- [WHAT IS NEEDED]: Set down all the lines below, each one exactly as shown.
[DATA IN THIS EXERCISE]
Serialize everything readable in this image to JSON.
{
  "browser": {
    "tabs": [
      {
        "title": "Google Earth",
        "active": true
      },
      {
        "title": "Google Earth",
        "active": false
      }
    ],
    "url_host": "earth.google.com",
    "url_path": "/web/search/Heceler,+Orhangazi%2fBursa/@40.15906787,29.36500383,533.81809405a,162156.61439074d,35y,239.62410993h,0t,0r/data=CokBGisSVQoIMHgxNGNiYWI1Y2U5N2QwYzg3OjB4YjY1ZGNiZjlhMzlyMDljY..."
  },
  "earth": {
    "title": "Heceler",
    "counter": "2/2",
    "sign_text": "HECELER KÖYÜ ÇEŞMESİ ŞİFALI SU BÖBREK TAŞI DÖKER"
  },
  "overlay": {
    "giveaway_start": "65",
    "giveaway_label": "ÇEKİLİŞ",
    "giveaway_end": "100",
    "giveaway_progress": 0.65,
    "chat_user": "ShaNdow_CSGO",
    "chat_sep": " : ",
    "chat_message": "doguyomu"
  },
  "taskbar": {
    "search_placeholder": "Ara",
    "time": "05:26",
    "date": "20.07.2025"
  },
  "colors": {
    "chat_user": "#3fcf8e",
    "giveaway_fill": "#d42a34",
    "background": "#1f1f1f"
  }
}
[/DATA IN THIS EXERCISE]
- [SOLUTION]:
Serialize everything readable in this image to JSON.
{
  "browser": {
    "tabs": [
      {
        "title": "Google Earth",
        "active": true
      },
      {
        "title": "Google Earth",
        "active": false
      }
    ],
    "url_host": "earth.google.com",
    "url_path": "/web/search/Heceler,+Orhangazi%2fBursa/@40.15906787,29.36500383,533.81809405a,162156.61439074d,35y,239.62410993h,0t,0r/data=CokBGisSVQoIMHgxNGNiYWI1Y2U5N2QwYzg3OjB4YjY1ZGNiZjlhMzlyMDljY..."
  },
  "earth": {
    "title": "Heceler",
    "counter": "2/2",
    "sign_text": "HECELER KÖYÜ ÇEŞMESİ ŞİFALI SU BÖBREK TAŞI DÖKER"
  },
  "overlay": {
    "giveaway_start": "65",
    "giveaway_label": "ÇEKİLİŞ",
    "giveaway_end": "100",
    "giveaway_progress": 0.65,
    "chat_user": "ShaNdow_CSGO",
    "chat_sep": " : ",
    "chat_message": "doguyomu"
  },
  "taskbar": {
    "search_placeholder": "Ara",
    "time": "05:26",
    "date": "20.07.2025"
  },
  "colors": {
    "chat_user": "#3fcf8e",
    "giveaway_fill": "#d42a34",
    "background": "#1f1f1f"
  }
}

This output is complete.